Good points made about “macho-dominated technology landscape”, sexist marketing, “pink coding” and other “dumbing down” of tech products in Casey Johnston’s article on Ars Technica.
“The poorly thought-out tech product for women hardly needs an introduction. Rare is the week that goes by without a company (or a Kickstarter) deciding that there just aren’t enough products for women amid the macho-dominated technology landscape and rolling out a new pink monstrosity.
It’s probably unfair to say that many of the most offensive products targeted at women cropped up because someone’s wife, girlfriend, or mom casually complained once that her smartphone wouldn’t do what she wanted, and suddenly she needed a solution tailored to her feminine ways—but it’s easy to envision that backstory for many of them.

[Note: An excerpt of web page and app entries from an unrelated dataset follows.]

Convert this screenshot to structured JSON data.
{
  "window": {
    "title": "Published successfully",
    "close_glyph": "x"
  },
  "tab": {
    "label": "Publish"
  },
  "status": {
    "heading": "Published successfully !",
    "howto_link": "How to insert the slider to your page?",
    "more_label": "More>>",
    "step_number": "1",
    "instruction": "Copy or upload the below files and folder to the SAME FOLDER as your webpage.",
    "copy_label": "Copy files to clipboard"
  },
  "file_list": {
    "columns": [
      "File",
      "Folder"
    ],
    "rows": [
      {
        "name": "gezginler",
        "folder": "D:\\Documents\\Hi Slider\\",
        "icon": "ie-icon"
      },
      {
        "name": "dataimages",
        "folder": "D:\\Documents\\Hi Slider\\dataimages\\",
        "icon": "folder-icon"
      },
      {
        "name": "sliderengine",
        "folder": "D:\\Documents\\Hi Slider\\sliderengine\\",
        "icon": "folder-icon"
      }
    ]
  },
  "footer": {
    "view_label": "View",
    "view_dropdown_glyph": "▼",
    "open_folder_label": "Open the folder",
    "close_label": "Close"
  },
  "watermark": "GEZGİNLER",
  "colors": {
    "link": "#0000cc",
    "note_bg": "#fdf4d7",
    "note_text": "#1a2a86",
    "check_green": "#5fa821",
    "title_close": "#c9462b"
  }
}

Products that target women tend to fall into three basic problem categories through flaws of logic and, in some cases, morality.
Problem 1: Looks like a “woman’s product”
The simplest tactic used to target women is giving the product a stereotypically feminine design—pink, purple, sparkly, curvy, and so on. Contrary to popular belief, women are not biologically wired to like stuff that is pink or tiny or pretty. Some, however, are culturally wired for these things, as history and research on product segmentation show. They’ve been conditioned to believe pink and delicate things are made for them because the two are so often linked, and eventually this conditions what they choose for themselves. But that does not necessarily make it okay to reinforce this coding through your product marketing.
Continue reading (and have Santa read): FLOWCHART: HOW NOT TO DESIGN A “WOMAN’S” TECH PRODUCT